A global research study has found that employers are still struggling to manage the issue, with considerable sector and regional differences in departmental responsibility and definitions as well as differing approaches to addressing psychosocial/psychological risks.

Furthermore, few organisations have taken a holistic systems-based approach to this area of emerging focus for safety regulators and legislators.

The research report, which was conducted by global law firm Ashurst, compiles the views of senior business leaders from across the FTSE 100, Australia’s top 200 ASX-listed companies, and large government agencies and departments on psychological and psychosocial risks in the workplace.

While early detection of psychosocial risks in the workplace is important to managing these risks, the report found nearly 30 per cent of respondents indicated that their organisation does not report in any way to their senior management or board about psychosocial risk. This rate rose to 60 per cent of respondents in professional services.

The vast majority of respondents with operations in Australia (80 per cent) considered psychosocial and psychological issues to be a safety issue. By contrast, only 26 per cent of respondents with operations in the UK considered these a safety issue, with the majority considering them an HR issue.

Nearly 56 per cent of respondents with primary operations in Australia indicated that their HR and safety teams work together to manage psychosocial risk, compared to not even 21 per cent of respondents with primary operations in the UK.

Results also varied between industries, with more respondents in professional services (60 per cent) and mining/natural resources (58 per cent) stating their HR and safety teams worked together on this issue, compared to 20 per cent of respondents in the financial services sector.

“Psychosocial risk is not just a WHS issue. HR and WHS teams in all industries globally need to collaborate to effectively manage psychosocial risk in the workplace as a systemic issue,” said Trent Sebbens, employment partner at Ashurst.

“In Australia, psychosocial risk has captured the attention of Governments and regulators, with both safety regulators and discrimination agencies putting efforts into education and enforcement.

“To meet their duties, employers must be far more proactive about addressing psychosocial risk in workplace investigations and other traditional HR areas and place a safety lens on those issues.”

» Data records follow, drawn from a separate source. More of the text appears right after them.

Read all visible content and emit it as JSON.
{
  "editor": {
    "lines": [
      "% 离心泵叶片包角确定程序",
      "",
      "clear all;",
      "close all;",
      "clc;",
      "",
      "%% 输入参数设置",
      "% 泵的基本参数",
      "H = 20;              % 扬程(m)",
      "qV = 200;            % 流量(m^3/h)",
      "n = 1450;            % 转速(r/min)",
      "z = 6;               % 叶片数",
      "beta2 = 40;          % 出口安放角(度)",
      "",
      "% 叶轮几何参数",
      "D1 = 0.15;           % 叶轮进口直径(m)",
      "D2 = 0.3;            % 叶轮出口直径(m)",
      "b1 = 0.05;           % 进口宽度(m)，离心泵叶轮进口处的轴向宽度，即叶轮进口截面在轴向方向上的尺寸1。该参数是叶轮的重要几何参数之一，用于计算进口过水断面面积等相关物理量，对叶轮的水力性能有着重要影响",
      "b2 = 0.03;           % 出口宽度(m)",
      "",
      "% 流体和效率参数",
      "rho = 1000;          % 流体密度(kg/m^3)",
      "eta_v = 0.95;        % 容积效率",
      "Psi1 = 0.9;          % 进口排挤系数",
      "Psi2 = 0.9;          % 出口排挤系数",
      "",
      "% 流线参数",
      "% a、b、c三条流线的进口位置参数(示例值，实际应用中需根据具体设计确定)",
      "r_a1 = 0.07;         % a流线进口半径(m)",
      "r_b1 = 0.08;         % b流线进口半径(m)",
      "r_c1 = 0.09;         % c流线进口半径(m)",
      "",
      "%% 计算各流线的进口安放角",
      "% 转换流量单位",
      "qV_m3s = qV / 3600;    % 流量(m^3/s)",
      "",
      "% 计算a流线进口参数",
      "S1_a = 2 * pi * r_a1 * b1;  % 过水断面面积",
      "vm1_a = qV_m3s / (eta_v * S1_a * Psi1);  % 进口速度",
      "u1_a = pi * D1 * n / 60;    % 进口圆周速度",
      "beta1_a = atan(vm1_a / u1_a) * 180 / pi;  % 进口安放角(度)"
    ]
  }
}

The research also identified a heavy reliance on workers to manage their own psychosocial risk in workplace investigations, with 32 per cent of respondents indicating that they rely on staff training in resilient work practices.

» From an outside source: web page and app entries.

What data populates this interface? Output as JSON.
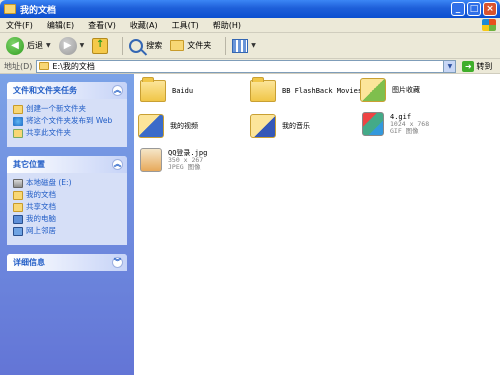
{
  "window": {
    "title": "我的文档",
    "buttons": [
      "_",
      "□",
      "×"
    ]
  },
  "menubar": {
    "items": [
      "文件(F)",
      "编辑(E)",
      "查看(V)",
      "收藏(A)",
      "工具(T)",
      "帮助(H)"
    ]
  },
  "toolbar": {
    "back_label": "后退",
    "search_label": "搜索",
    "folders_label": "文件夹"
  },
  "address": {
    "label": "地址(D)",
    "value": "E:\\我的文档",
    "go_label": "转到"
  },
  "left": {
    "tasks": {
      "title": "文件和文件夹任务",
      "items": [
        "创建一个新文件夹",
        "将这个文件夹发布到 Web",
        "共享此文件夹"
      ]
    },
    "places": {
      "title": "其它位置",
      "items": [
        "本地磁盘 (E:)",
        "我的文档",
        "共享文档",
        "我的电脑",
        "网上邻居"
      ]
    },
    "details": {
      "title": "详细信息"
    }
  },
  "files": [
    {
      "name": "Baidu"
    },
    {
      "name": "BB FlashBack Movies"
    },
    {
      "name": "图片收藏"
    },
    {
      "name": "我的视频"
    },
    {
      "name": "我的音乐"
    },
    {
      "name": "4.gif",
      "dims": "1024 x 768",
      "type": "GIF 图像"
    },
    {
      "name": "QQ登录.jpg",
      "dims": "350 x 267",
      "type": "JPEG 图像"
    }
  ]
}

Furthermore, over 50 per cent indicated their organisation has taken no steps or don’t know what steps have been taken to eliminate or mitigate psychosocial risks associated with misconduct and safety investigations.

In addition, only 12 per cent of respondents indicated that they use data analytics and technology to manage psychosocial risk, suggesting most organisations are not getting maximum value and insights from their available data that would help them mitigate these risks.

Meanwhile, 30 per cent of organisations already have a designated mental health officer, wellbeing officer, or similar role, despite this not being required by legislation or codes of practice in Australia or the UK.

This indicates some organisations are choosing to proactively introduce such roles as a control measure to manage psychosocial risks in the workplace.

Ashurst said these findings highlight the significant scope for organisations to better manage workplace psychosocial risks and implement risk assessments for mental health outcomes as part of their workplace health and safety, investigations, and appropriate workplace behaviour policies.

“Psychosocial risk is the new frontier of WHS globally, and it’s arguably the most challenging area of WHS to manage proactively,” said Tony Morris, risk advisory partner at Ashurst.

“While some organisations have completed risk assessments in consultation with their workforce, many challenges remain.

“This is a change management journey for WHS, not only for organisations but for safety regulators charged with enforcing the law. It will be important for all organisations and industries to get ahead of the change and minimise the risks of psychosocial hazards.”